First, ACA (Obamacare) is a law; it is not an insurance plan. Health insurance is still provided by private insurance companies however the ACA mandates that insurance companies offer certain minimum benefits and that a set of standardized plans be offered, now called the “metal plans,” Bronze, Silver, Gold, Platinum, to make it easier for consumers to understand what is being offered.

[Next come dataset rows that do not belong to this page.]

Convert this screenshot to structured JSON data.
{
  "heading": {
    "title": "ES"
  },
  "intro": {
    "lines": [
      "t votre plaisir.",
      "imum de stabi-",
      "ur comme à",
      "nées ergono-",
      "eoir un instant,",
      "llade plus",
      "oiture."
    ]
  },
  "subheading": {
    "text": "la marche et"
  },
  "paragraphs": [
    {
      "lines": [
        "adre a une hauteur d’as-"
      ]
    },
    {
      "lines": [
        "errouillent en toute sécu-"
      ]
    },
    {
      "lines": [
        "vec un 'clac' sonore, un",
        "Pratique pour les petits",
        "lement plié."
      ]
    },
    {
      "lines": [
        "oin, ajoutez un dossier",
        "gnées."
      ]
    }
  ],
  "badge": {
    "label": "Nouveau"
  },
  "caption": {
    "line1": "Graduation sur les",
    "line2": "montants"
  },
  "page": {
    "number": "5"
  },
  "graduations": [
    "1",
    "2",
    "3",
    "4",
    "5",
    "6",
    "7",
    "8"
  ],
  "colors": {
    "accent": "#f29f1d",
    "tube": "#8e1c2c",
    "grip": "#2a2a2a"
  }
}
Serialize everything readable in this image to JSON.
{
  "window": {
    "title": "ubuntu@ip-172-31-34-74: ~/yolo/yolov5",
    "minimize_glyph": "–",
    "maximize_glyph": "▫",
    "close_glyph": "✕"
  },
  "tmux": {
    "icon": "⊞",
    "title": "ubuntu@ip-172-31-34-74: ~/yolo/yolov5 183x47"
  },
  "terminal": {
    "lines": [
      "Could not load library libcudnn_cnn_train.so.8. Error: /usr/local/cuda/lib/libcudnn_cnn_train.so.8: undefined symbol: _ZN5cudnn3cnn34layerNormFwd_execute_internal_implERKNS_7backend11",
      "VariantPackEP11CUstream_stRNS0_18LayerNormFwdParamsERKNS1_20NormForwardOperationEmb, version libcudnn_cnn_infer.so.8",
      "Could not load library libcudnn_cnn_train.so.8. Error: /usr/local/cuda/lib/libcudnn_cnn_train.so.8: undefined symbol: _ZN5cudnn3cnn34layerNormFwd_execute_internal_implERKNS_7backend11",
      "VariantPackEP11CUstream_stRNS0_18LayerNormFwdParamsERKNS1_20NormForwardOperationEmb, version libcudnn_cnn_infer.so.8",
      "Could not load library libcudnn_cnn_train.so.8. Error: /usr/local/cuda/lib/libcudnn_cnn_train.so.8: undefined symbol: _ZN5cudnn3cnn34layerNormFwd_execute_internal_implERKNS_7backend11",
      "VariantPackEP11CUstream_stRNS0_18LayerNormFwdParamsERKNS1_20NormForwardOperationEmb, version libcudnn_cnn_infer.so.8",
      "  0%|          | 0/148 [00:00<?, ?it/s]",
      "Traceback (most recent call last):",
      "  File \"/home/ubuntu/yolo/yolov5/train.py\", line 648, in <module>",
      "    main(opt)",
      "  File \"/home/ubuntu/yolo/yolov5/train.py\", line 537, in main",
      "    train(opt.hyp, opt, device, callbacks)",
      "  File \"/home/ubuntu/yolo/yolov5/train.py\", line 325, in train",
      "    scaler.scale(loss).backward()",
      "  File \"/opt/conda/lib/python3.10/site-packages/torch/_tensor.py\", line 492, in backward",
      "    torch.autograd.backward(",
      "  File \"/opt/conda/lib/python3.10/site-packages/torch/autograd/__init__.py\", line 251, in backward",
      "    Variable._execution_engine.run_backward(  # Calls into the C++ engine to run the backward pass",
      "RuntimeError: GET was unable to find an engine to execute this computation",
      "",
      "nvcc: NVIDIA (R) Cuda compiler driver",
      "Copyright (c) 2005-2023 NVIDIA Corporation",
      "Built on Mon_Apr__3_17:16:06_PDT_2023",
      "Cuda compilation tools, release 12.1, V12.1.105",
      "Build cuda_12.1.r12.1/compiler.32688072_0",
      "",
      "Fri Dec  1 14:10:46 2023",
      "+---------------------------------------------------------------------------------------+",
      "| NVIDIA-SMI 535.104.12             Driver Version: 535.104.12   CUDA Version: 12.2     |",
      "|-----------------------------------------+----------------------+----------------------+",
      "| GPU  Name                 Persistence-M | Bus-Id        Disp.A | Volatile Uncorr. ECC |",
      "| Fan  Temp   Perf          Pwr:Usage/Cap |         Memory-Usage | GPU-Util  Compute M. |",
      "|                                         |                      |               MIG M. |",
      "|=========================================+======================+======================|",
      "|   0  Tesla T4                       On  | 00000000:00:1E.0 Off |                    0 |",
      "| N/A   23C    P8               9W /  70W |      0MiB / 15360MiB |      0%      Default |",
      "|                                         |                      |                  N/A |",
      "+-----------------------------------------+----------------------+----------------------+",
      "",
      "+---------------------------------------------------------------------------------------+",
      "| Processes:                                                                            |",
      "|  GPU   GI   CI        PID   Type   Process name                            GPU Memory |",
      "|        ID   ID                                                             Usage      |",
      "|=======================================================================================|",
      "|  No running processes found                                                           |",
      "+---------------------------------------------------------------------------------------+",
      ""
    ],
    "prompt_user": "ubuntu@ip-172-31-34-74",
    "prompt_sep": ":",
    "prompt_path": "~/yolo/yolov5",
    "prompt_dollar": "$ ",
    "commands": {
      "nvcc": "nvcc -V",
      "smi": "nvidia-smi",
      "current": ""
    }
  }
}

Second, The health exchange debacle continues with clogged websites, hung apps and hacked servers. Most people don’t know that THERE IS NO REASON TO PURCHASE THROUGH THE EXCHANGE UNLESS YOU MAY QUALIFY FOR A SUBSIDY! You may purchase any of the ACA compliant “metal” plans from any carriers that offer them through a licensed health insurance broker (like me ) or directly from the insurance company. The price is the same regardless of whether you purchase through a broker, direct from the company or via the exchange. Again, there is no reason to use the health exchange website unless you may qualify for a subsidy. The broker websites (like mine ) and insurance company websites are generally performing normally with no waiting.